Bees are important pollinators of native plants and crops. There are 200 native bee species in Sydney.

A large yellow and furry native teddy bear bee in midflight flying into pink fluted flowers.

Australian native bees are small and can be hard to see. They are smaller than the more familiar western or European honeybee that provides us with honey.

Native bees also tend to be solitary and are important pollinators of our native plants.

Our native bees come in a range of sizes and colours, and nest in a range of habitats. The stingless bee, for example, builds nests in hollow trees and can be kept in hives.

Some of our more recognisable native bees include the teddy bear bees, which are fluffy and orange, and the blue-banded bees. If you don’t see them, you may hear them: they emit a high-pitched buzzing sound as they collect pollen.

Other common but less seen natives include the cuckoo, leaf-cutter and resin bees.

Native bees you could see in your garden

Bee habitats

Bees prefer yellow and blue flowers but will come in search of nectar and pollen from many of your garden’s flowers, regardless of the colour.

They will also visit native plants including daisies, coastal rosemary, tea trees and nectar-rich trees like gums, lilly pilly and bottle brush.

Some native bees are social and form nests or hives, like the honeybee, but most are solitary. These include the teddy bear and blue-banded bees, which nest in shallow burrows in the ground. Blue-banded bees also make nests in soft mortar between bricks.

Other bees use or make nests in holes in dead wood or in plant stems.

Help our native bees

Image of red clay soil with 2 bee burrows and a native black sweat bee coming out of the top of one burrow.
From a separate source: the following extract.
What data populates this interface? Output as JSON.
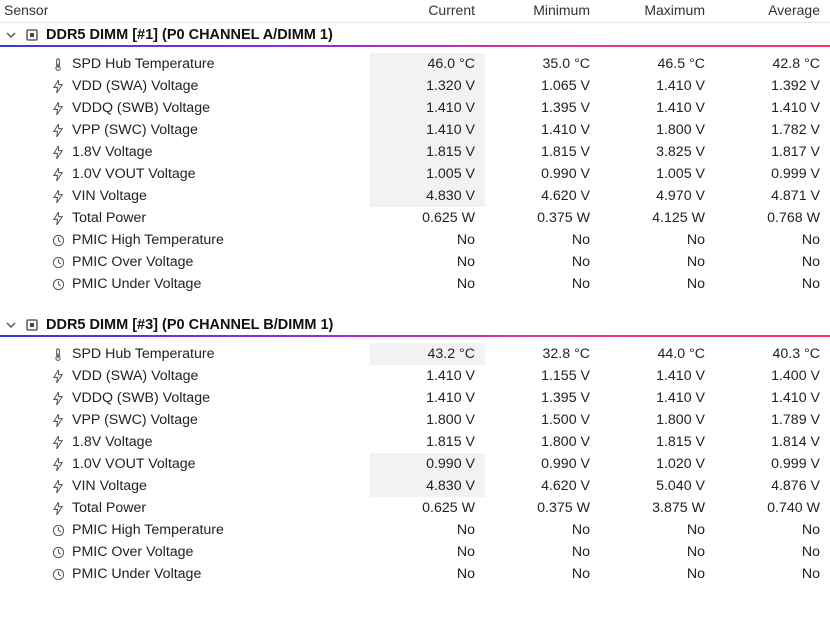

Bee populations around the world, including our native bees, are in decline.

The main reasons for this are widespread pesticide use, disease and habitat loss.

You can help save our bees:

  • Grow bee-friendly plants in your garden.
  • Keep a native beehive in your garden. Sydney Native Bees tells you how to get started.
  • Provide nest sites for native bees to lay eggs – don’t clear all the dead wood from your trees, leave old hollows and bare ground in your garden.
  • Let some herbs and vegetable plants go to flower.
  • Avoid using poisons or pesticides.
  • Install a bee hotel.
  • Join the Wild Pollinator Count to help keep track of Sydney’s bees.
  • Add a drinking area for bees. Bees can drown in deep water, so fill a bowl with marbles, stones or corks to make it easy for bees to get in and out. If you have a pond they can land on a lily pad.